truepenny's got a bit more on genre definitions.
To which I responded:
...my pocket definition of science fiction has nothing to do with science, or technology. I define it as "the literature of testing to destruction." Which neatly includes sociological science fiction--testing societies to destruction--and "if this goes on" stories as well as stories of advanced technology.
And you know, I still like that definition. For one thing, it firmly puts Margaret Atwood and Kurt Vonnegut in the us pile and Michael Crichton in the them pile, just the way we like it. And since it's all about sorting things into piles...
...oh, wait, no it's not.
I agree with truepenny in terms of the need for a vocabulary for critical discourse. I'm a descriptivist rather than a prescriptivist, and so I tend to look at things and go "Oh, that's X" and then have to come up with reasons to justify my snap judgement. The Cooler? Fantasy. Definitely. In a subtle underhanded American Magic Realism sort of way. Star Trek? Mostly not science fiction.
I tend to subscribe to papersky's definitional subsets: all fiction is fantasy, and it crunches down from there into smaller and smaller subsets--Science fiction is fantasy that plays by a number of generally accepted rules, and in which the fantastic tropes follow some clearly defined guidelines. (Alternate history is okay, time travel is okay, psionic powers are kind of iffy at best.) Mimetic fiction is science fiction that follows even tighter guidelines--the physical rules are exactly as they are on our earth, say, and everything is just like here, except maybe there's a big city on the east coast of the US somewhere between Washington and Boston in which there's a certain precinct with a red-haired cop in it....
Or a hotel in New Hampshire inhabited by a person in a bear suit. Whatever. You know what I mean.
So yeah, I can fliply say that there's no difference between SF and Fantasy, and what I mean by that is that there's no difference between red and orange. Or orange and yellow. But there is clearly a difference between yellow and red, right? So somewhere in the middle of orange, there must be a line you can draw and say "Everything to the right of this is red, and everything to the left is yellow."
Except you can't.
You can draw all the color charts you want, and you can establish what a 50% mix of red and yellow look like at any number of saturations, and it still doesn't matter. There will always be some things we can clearly identify as red (Robert Forward's Dragon's Egg, say, Christ imagery and all, doesn't have a hell of a lot of yellow in it) or yellow (Ummm...*pulls Mercedes Lackey out of a hat and dusts her off*) and yeah, there you go, there are clearly two different things.
The thing is, in real life, unlike in the human brain, categories aren't so tidy. The bleb and interfere, and nobody's going to look at that 50/50 mix and say "it's red!" unless they're pushing an agenda.
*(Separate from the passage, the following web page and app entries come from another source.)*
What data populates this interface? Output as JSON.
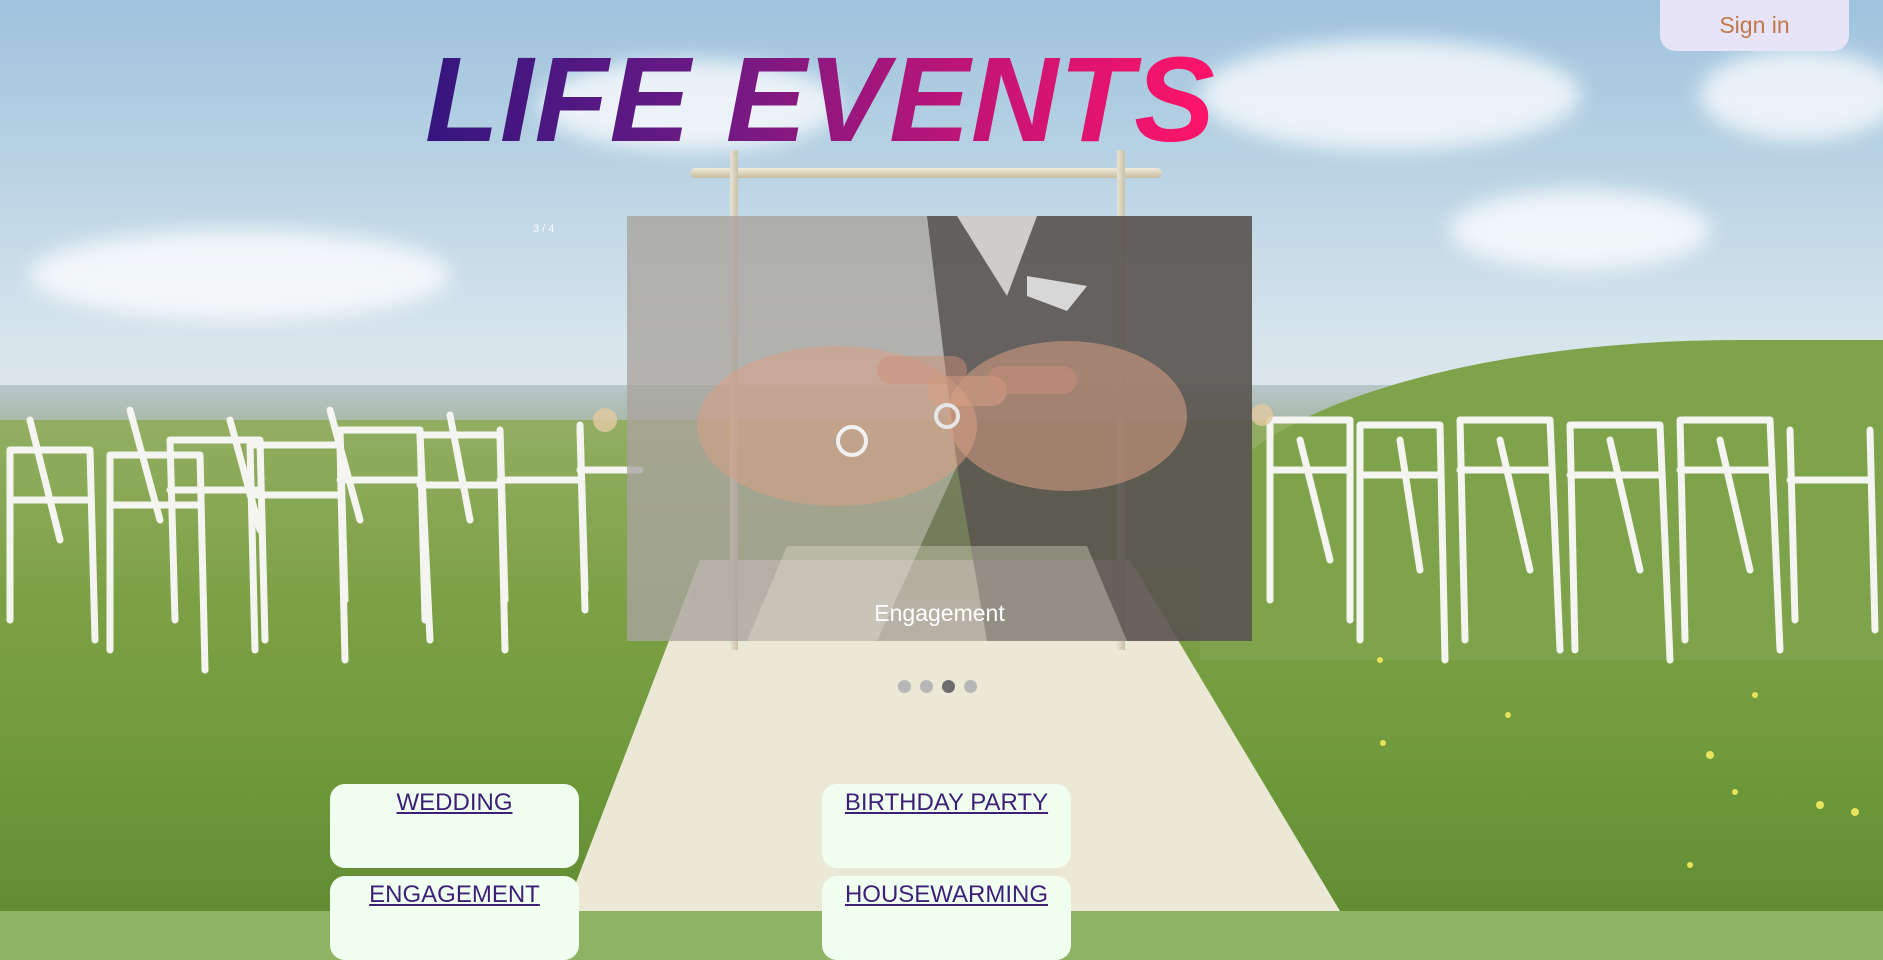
{
  "header": {
    "title": "LIFE EVENTS",
    "sign_in_label": "Sign in"
  },
  "slideshow": {
    "counter": "3 / 4",
    "caption": "Engagement",
    "total_slides": 4,
    "active_slide": 3
  },
  "events": [
    {
      "label": "WEDDING"
    },
    {
      "label": "BIRTHDAY PARTY"
    },
    {
      "label": "ENGAGEMENT"
    },
    {
      "label": "HOUSEWARMING"
    }
  ],
  "colors": {
    "title_gradient_start": "#35157e",
    "title_gradient_end": "#ff1468",
    "sign_in_bg": "#e8e4f7",
    "sign_in_text": "#c1774a",
    "card_bg": "#f0fff0",
    "link_color": "#3d1f78"
  }
}
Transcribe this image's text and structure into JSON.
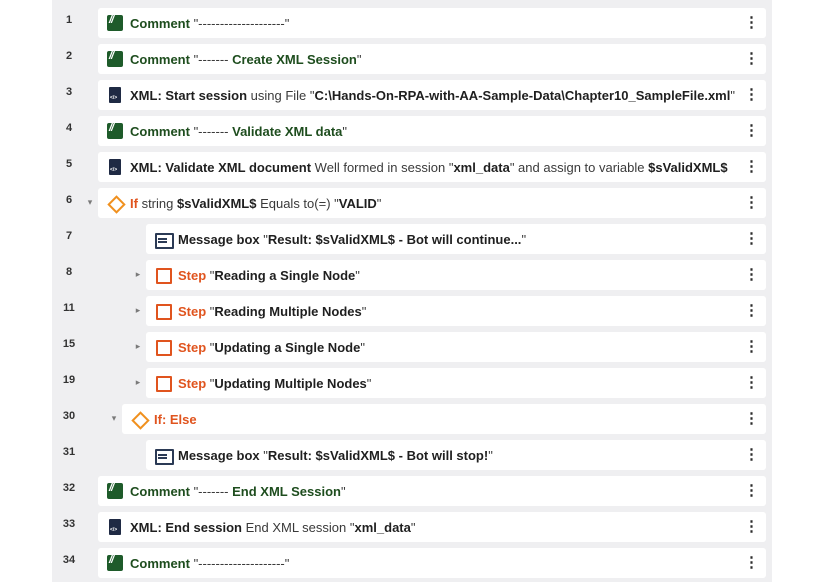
{
  "colors": {
    "panel": "#efeff1",
    "card": "#ffffff",
    "comment_green": "#1e5b2a",
    "step_orange": "#e0541e",
    "if_orange": "#f0901e"
  },
  "rows": [
    {
      "line": "1",
      "icon": "comment-icon",
      "parts": [
        [
          "kw-green",
          "Comment"
        ],
        [
          "txt",
          " \"--------------------\""
        ]
      ]
    },
    {
      "line": "2",
      "icon": "comment-icon",
      "parts": [
        [
          "kw-green",
          "Comment"
        ],
        [
          "txt",
          " \"------- "
        ],
        [
          "kw-green",
          "Create XML Session"
        ],
        [
          "txt",
          "\""
        ]
      ]
    },
    {
      "line": "3",
      "icon": "xml-file-icon",
      "parts": [
        [
          "kw",
          "XML: Start session"
        ],
        [
          "txt",
          " using File \""
        ],
        [
          "val",
          "C:\\Hands-On-RPA-with-AA-Sample-Data\\Chapter10_SampleFile.xml"
        ],
        [
          "txt",
          "\""
        ]
      ]
    },
    {
      "line": "4",
      "icon": "comment-icon",
      "parts": [
        [
          "kw-green",
          "Comment"
        ],
        [
          "txt",
          " \"------- "
        ],
        [
          "kw-green",
          "Validate XML data"
        ],
        [
          "txt",
          "\""
        ]
      ]
    },
    {
      "line": "5",
      "icon": "xml-file-icon",
      "parts": [
        [
          "kw",
          "XML: Validate XML document"
        ],
        [
          "txt",
          " Well formed in session \""
        ],
        [
          "val",
          "xml_data"
        ],
        [
          "txt",
          "\" and assign to variable "
        ],
        [
          "val",
          "$sValidXML$"
        ]
      ]
    },
    {
      "line": "6",
      "icon": "if-diamond-icon",
      "chevron": "▾",
      "parts": [
        [
          "kw-orange",
          "If"
        ],
        [
          "txt",
          " string "
        ],
        [
          "val",
          "$sValidXML$"
        ],
        [
          "txt",
          " Equals to(=) \""
        ],
        [
          "val",
          "VALID"
        ],
        [
          "txt",
          "\""
        ]
      ]
    },
    {
      "line": "7",
      "icon": "message-box-icon",
      "indent": 1,
      "parts": [
        [
          "kw",
          "Message box"
        ],
        [
          "txt",
          " \""
        ],
        [
          "val",
          "Result: $sValidXML$ - Bot will continue..."
        ],
        [
          "txt",
          "\""
        ]
      ]
    },
    {
      "line": "8",
      "icon": "step-icon",
      "indent": 1,
      "chevron": "▸",
      "parts": [
        [
          "kw-orange",
          "Step"
        ],
        [
          "txt",
          " \""
        ],
        [
          "val",
          "Reading a Single Node"
        ],
        [
          "txt",
          "\""
        ]
      ]
    },
    {
      "line": "11",
      "icon": "step-icon",
      "indent": 1,
      "chevron": "▸",
      "parts": [
        [
          "kw-orange",
          "Step"
        ],
        [
          "txt",
          " \""
        ],
        [
          "val",
          "Reading Multiple Nodes"
        ],
        [
          "txt",
          "\""
        ]
      ]
    },
    {
      "line": "15",
      "icon": "step-icon",
      "indent": 1,
      "chevron": "▸",
      "parts": [
        [
          "kw-orange",
          "Step"
        ],
        [
          "txt",
          " \""
        ],
        [
          "val",
          "Updating a Single Node"
        ],
        [
          "txt",
          "\""
        ]
      ]
    },
    {
      "line": "19",
      "icon": "step-icon",
      "indent": 1,
      "chevron": "▸",
      "parts": [
        [
          "kw-orange",
          "Step"
        ],
        [
          "txt",
          " \""
        ],
        [
          "val",
          "Updating Multiple Nodes"
        ],
        [
          "txt",
          "\""
        ]
      ]
    },
    {
      "line": "30",
      "icon": "if-diamond-icon",
      "indent": 0.5,
      "chevron": "▾",
      "parts": [
        [
          "kw-orange",
          "If: Else"
        ]
      ]
    },
    {
      "line": "31",
      "icon": "message-box-icon",
      "indent": 1,
      "parts": [
        [
          "kw",
          "Message box"
        ],
        [
          "txt",
          " \""
        ],
        [
          "val",
          "Result: $sValidXML$ - Bot will stop!"
        ],
        [
          "txt",
          "\""
        ]
      ]
    },
    {
      "line": "32",
      "icon": "comment-icon",
      "parts": [
        [
          "kw-green",
          "Comment"
        ],
        [
          "txt",
          " \"------- "
        ],
        [
          "kw-green",
          "End XML Session"
        ],
        [
          "txt",
          "\""
        ]
      ]
    },
    {
      "line": "33",
      "icon": "xml-file-icon",
      "parts": [
        [
          "kw",
          "XML: End session"
        ],
        [
          "txt",
          " End XML session \""
        ],
        [
          "val",
          "xml_data"
        ],
        [
          "txt",
          "\""
        ]
      ]
    },
    {
      "line": "34",
      "icon": "comment-icon",
      "parts": [
        [
          "kw-green",
          "Comment"
        ],
        [
          "txt",
          " \"--------------------\""
        ]
      ]
    }
  ]
}
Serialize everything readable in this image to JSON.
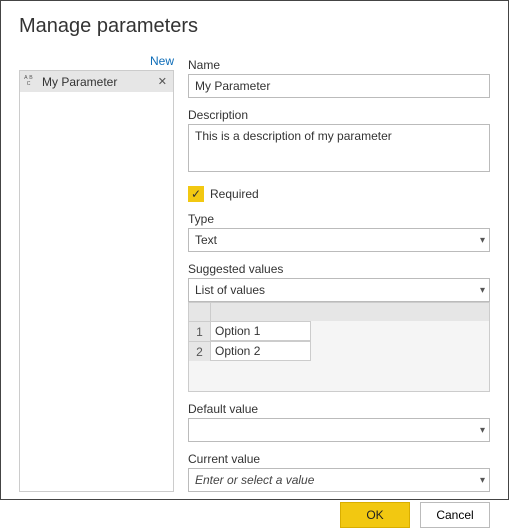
{
  "title": "Manage parameters",
  "sidebar": {
    "new_label": "New",
    "items": [
      {
        "name": "My Parameter"
      }
    ]
  },
  "form": {
    "name_label": "Name",
    "name_value": "My Parameter",
    "description_label": "Description",
    "description_value": "This is a description of my parameter",
    "required_label": "Required",
    "required_checked": true,
    "type_label": "Type",
    "type_value": "Text",
    "suggested_label": "Suggested values",
    "suggested_value": "List of values",
    "list_values": [
      {
        "index": "1",
        "value": "Option 1"
      },
      {
        "index": "2",
        "value": "Option 2"
      }
    ],
    "default_label": "Default value",
    "default_value": "",
    "current_label": "Current value",
    "current_placeholder": "Enter or select a value"
  },
  "footer": {
    "ok_label": "OK",
    "cancel_label": "Cancel"
  }
}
It's orange, and they know it's orange.
I don't actually have a dog in this fight. I like science fiction and fantasy. I write both. I try to write both as literature (by which I mean, I take my writing seriously: I may in fact be a hack, but if I am, then I'm a hack who tries real goddamned hard to write the best books she can), and also as cracking good stories, because I do not think the two things are mutually exclusive. I see some cosmetic differences between the two, but I don't have a philosophy going of what SF or Fantasy ought to be, and left to my own devices, I generally refer to "SFF" or "speculative fiction."
It is indeed commercial fiction, and nihilistic_kid's comment that most of it is crap is taken under advisement. And frankly, I haven't got a thing to counter that with except Sturgeon's law and the fact that, like Ursula Le Guin, I love my ghetto. And I love its breadth and depth and quirkiness, and all the weird little corners it has, and I have absolutely no investment in saying science fiction should be this or should be that. I haven't got an ideology of speculative fiction; I'm happy to cast my net over the New Weird and the New Pulp and just about all the rest of it. And I love the ways it edges out into the mainstream unnoticed and then doesn't get called "science fiction" in much the same way that Joanna Russ talks about the suppression of women's writing, because if it's any good then it's not science fiction.
And yeah, you know, some of it is imperialist apologism, and so is some fantasy, and I'm interested in undermining those tropes and trying to say some interesting things about our cultural assumptions too. And I find fantasy and sf very useful for that, because they are so very flexible, and sometimes it's easier to talk about something if you can divorce yourself from reality a little.
I dunno. I don't really have a thesis statement here, or anything to prove. But man, I think--science fiction writer, fantasy writer, fantasist, whatever you want to call him--Theodore Sturgeon could write. And if you say well, there was only one of him, I refer you to Ms. Russ's book. And Ursula Le Guin. Who can also, dare I say it, write.
Send in the talking bunnies, man.